The lack of affordable housing in New York is becoming a major issue for state residents, particularly in the New York City area.
In her State of the State message this week, Gov. Kathy Hochul tried to tackle the problem — offering her own plan to build more housing, which is getting mixed reviews.
Hochul has a plan to build more housing, which will require enormous cooperation from stakeholders at every level.
What You Need To Know
- Gov. Kathy Hochul unveiled a major, statewide housing plan
- While it is being embraced by real estate interests, housing advocates are far more critical
- Hochul will work with the legislature to enact her plan
“Today, I am proud to introduce the New York Housing Compact,” Hochul said Tuesday. “A groundbreaking strategy to catalyze the housing development we need, for our communities to thrive, for our economy to grow and our state to prosper.”
The governor’s plan includes legalizing basement apartments in New York City.
The scourge of illegal conversions was exposed in 2021 after Hurricane Ida flooded basements in Queens, which killed 11 residents.
Hochul’s plan would require those apartments to meet safety standards.
But other aspects of her plan are being criticized by housing advocates.

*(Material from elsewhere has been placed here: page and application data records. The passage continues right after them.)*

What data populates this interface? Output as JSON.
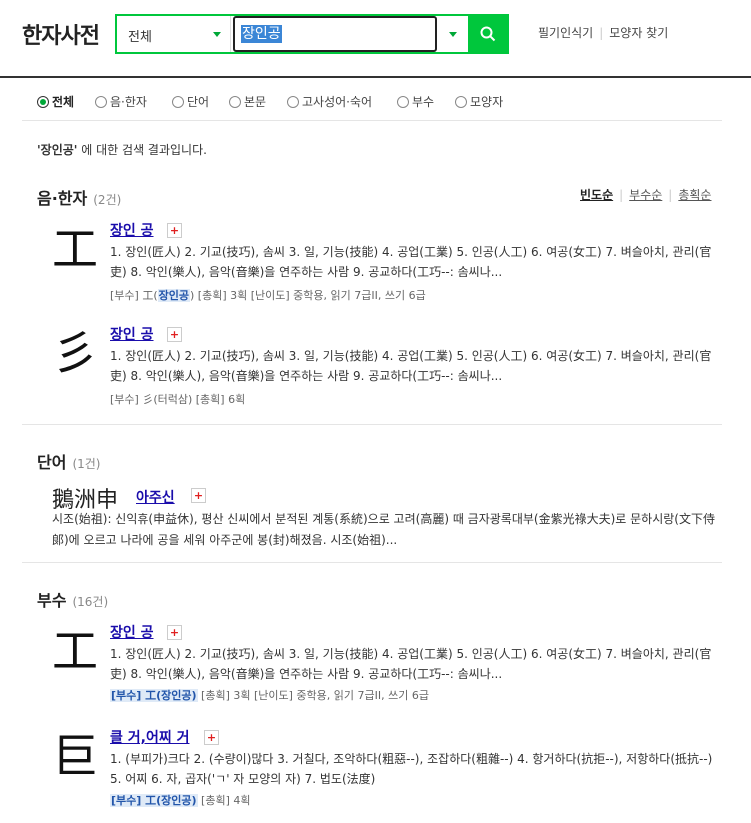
{
  "header": {
    "logo": "한자사전",
    "scope": "전체",
    "query": "장인공",
    "links": [
      "필기인식기",
      "모양자 찾기"
    ]
  },
  "filters": [
    "전체",
    "음·한자",
    "단어",
    "본문",
    "고사성어·숙어",
    "부수",
    "모양자"
  ],
  "result_msg": {
    "query_quoted": "'장인공'",
    "suffix": " 에 대한 검색 결과입니다."
  },
  "sections": {
    "hanja": {
      "title": "음·한자",
      "count": "(2건)"
    },
    "word": {
      "title": "단어",
      "count": "(1건)"
    },
    "radical": {
      "title": "부수",
      "count": "(16건)"
    }
  },
  "sort": [
    "빈도순",
    "부수순",
    "총획순"
  ],
  "hanja_entries": [
    {
      "char": "工",
      "title": "장인 공",
      "desc": "1. 장인(匠人) 2. 기교(技巧), 솜씨 3. 일, 기능(技能) 4. 공업(工業) 5. 인공(人工) 6. 여공(女工) 7. 벼슬아치, 관리(官吏) 8. 악인(樂人), 음악(音樂)을 연주하는 사람 9. 공교하다(工巧--: 솜씨나...",
      "meta_pre": "[부수] 工(",
      "meta_hl": "장인공",
      "meta_post": ") [총획] 3획 [난이도] 중학용, 읽기 7급II, 쓰기 6급"
    },
    {
      "char": "彡",
      "title": "장인 공",
      "desc": "1. 장인(匠人) 2. 기교(技巧), 솜씨 3. 일, 기능(技能) 4. 공업(工業) 5. 인공(人工) 6. 여공(女工) 7. 벼슬아치, 관리(官吏) 8. 악인(樂人), 음악(音樂)을 연주하는 사람 9. 공교하다(工巧--: 솜씨나...",
      "meta": "[부수] 彡(터럭삼) [총획] 6획"
    }
  ],
  "word_entry": {
    "chars": "鵝洲申",
    "title": "아주신",
    "desc": "시조(始祖): 신익휴(申益休), 평산 신씨에서 분적된 계통(系統)으로 고려(高麗) 때 금자광록대부(金紫光祿大夫)로 문하시랑(文下侍郞)에 오르고 나라에 공을 세워 아주군에 봉(封)해졌음. 시조(始祖)..."
  },
  "radical_entries": [
    {
      "char": "工",
      "title": "장인 공",
      "desc": "1. 장인(匠人) 2. 기교(技巧), 솜씨 3. 일, 기능(技能) 4. 공업(工業) 5. 인공(人工) 6. 여공(女工) 7. 벼슬아치, 관리(官吏) 8. 악인(樂人), 음악(音樂)을 연주하는 사람 9. 공교하다(工巧--: 솜씨나...",
      "meta_hl": "[부수] 工(장인공)",
      "meta_post": " [총획] 3획 [난이도] 중학용, 읽기 7급II, 쓰기 6급"
    },
    {
      "char": "巨",
      "title": "클 거,어찌 거",
      "desc": "1. (부피가)크다 2. (수량이)많다 3. 거칠다, 조악하다(粗惡--), 조잡하다(粗雜--) 4. 항거하다(抗拒--), 저항하다(抵抗--) 5. 어찌 6. 자, 곱자('ㄱ' 자 모양의 자) 7. 법도(法度)",
      "meta_hl": "[부수] 工(장인공)",
      "meta_post": " [총획] 4획"
    }
  ]
}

“The general reaction is that Governor Hochul has made a big deal about a housing plan that is going to deliver nothing for New Yorkers tomorrow,” says Cea Weaver from Housing Justice for All. “Even if you take everything she said at face value, and you believe it’s going to work the way she says it’s going to work, which I don’t, that’s a plan that delivers in three years, five years, 10 years.”
Last year, a tax abatement program, known as 421A, was allowed to expire in Albany.
Democrats in the legislature felt it created too much luxury development, and not enough affordable housing.
But the real estate industry says you can’t build any affordable housing without a private sector incentive.
“It is nearly impossible to build rental housing in New York City without some sort of a major city subsidy or some sort of a rental tax abatement,” says Reggie Thomas from the Real Estate Board of New York. “And this is an incredibly useful tool to help address the housing supply crisis.”
Hochul calls for a renewal of 421A, but did not provide any details.
Another aspect of Hochul’s plan includes a controversial proposal to allow the state to override local zoning in suburban and rural communities, leading to denser housing developments that are often rejected by local zoning boards.
“Governor Hochul is correct that there has been a long history of exclusionary, racist zoning in the suburbs. So, it’s good that she has correctly identified a problem. Where it’s not going to work is that she has given the keys to solve that problem entirely to developers and that is just going to lead to soaring rent costs and it really undermines local community planing,” Weaver said.
Hochul will likely have a fight on her hands when it comes to overriding local zoning.
Many suburban communities want to maintain what they often call the “character” of their towns, and preserve historic homes.
Editor's note: This story has been updated to correct the name of the housing organization Cea Weaver works for.